Despite the progress in understanding breast cancer biology, translation of basic findings into clinical applications still appears to be a complex process, and few molecular markers/signatures are in routine clinical use or currently challenged for their clinical utility. Disease complexity, certainly, represents an obstacle to successful translation, but methodological pitfalls in development and validation steps also contribute. Translational research should be planned as a round-trip from the bench to the bedside and back. The preoperative/neoadjuvant setting represents an ideal model because it allows identification and validation of treatment response predictors and of pharmacodynamic markers associated with clinical downstaging, investigations on in vivo action mechanism of drugs, and indirect validation of findings from preclinical models. Availability of well-annotated, high-quality biospecimens; standardized, reproducible, and robust assays to detect molecular markers/signatures even on few cells; prospective planning of study design; and regulatory issues adequately fitting preclinical and clinical needs represent fundamental assets for translational studies.

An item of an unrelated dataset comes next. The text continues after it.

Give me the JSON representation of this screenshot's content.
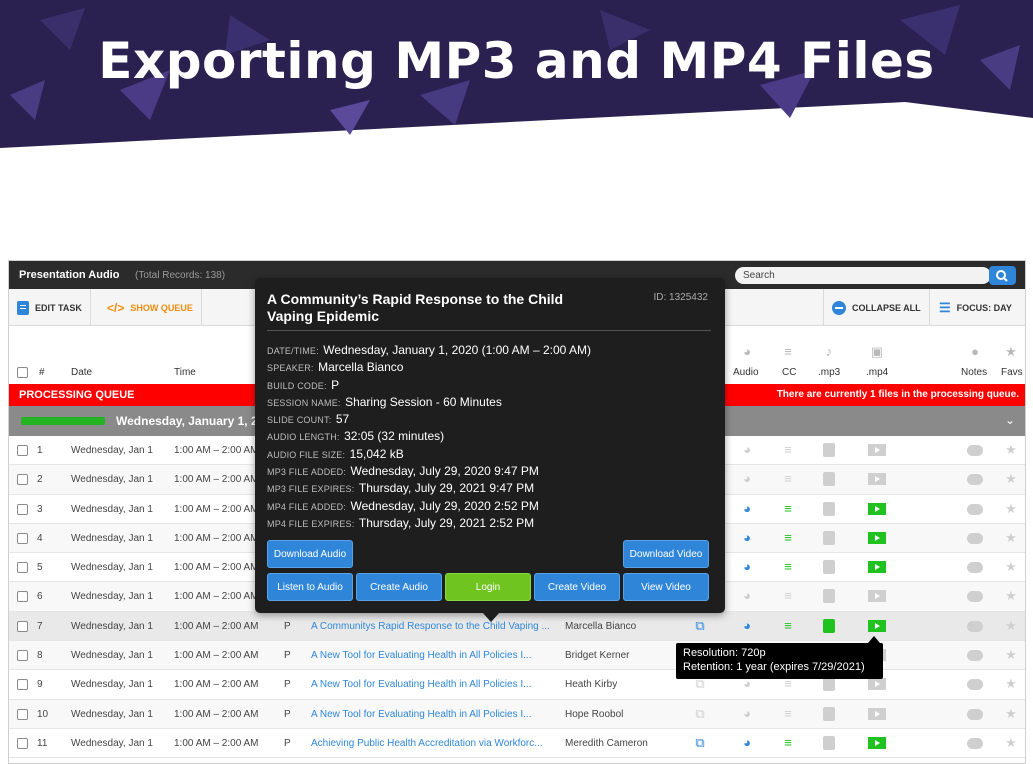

|Number of pages||5|
|Journal||Journal of the National Cancer Institute - Monographs|
|Publication status||Published - Oct 2011|
ASJC Scopus subject areas
- Cancer Research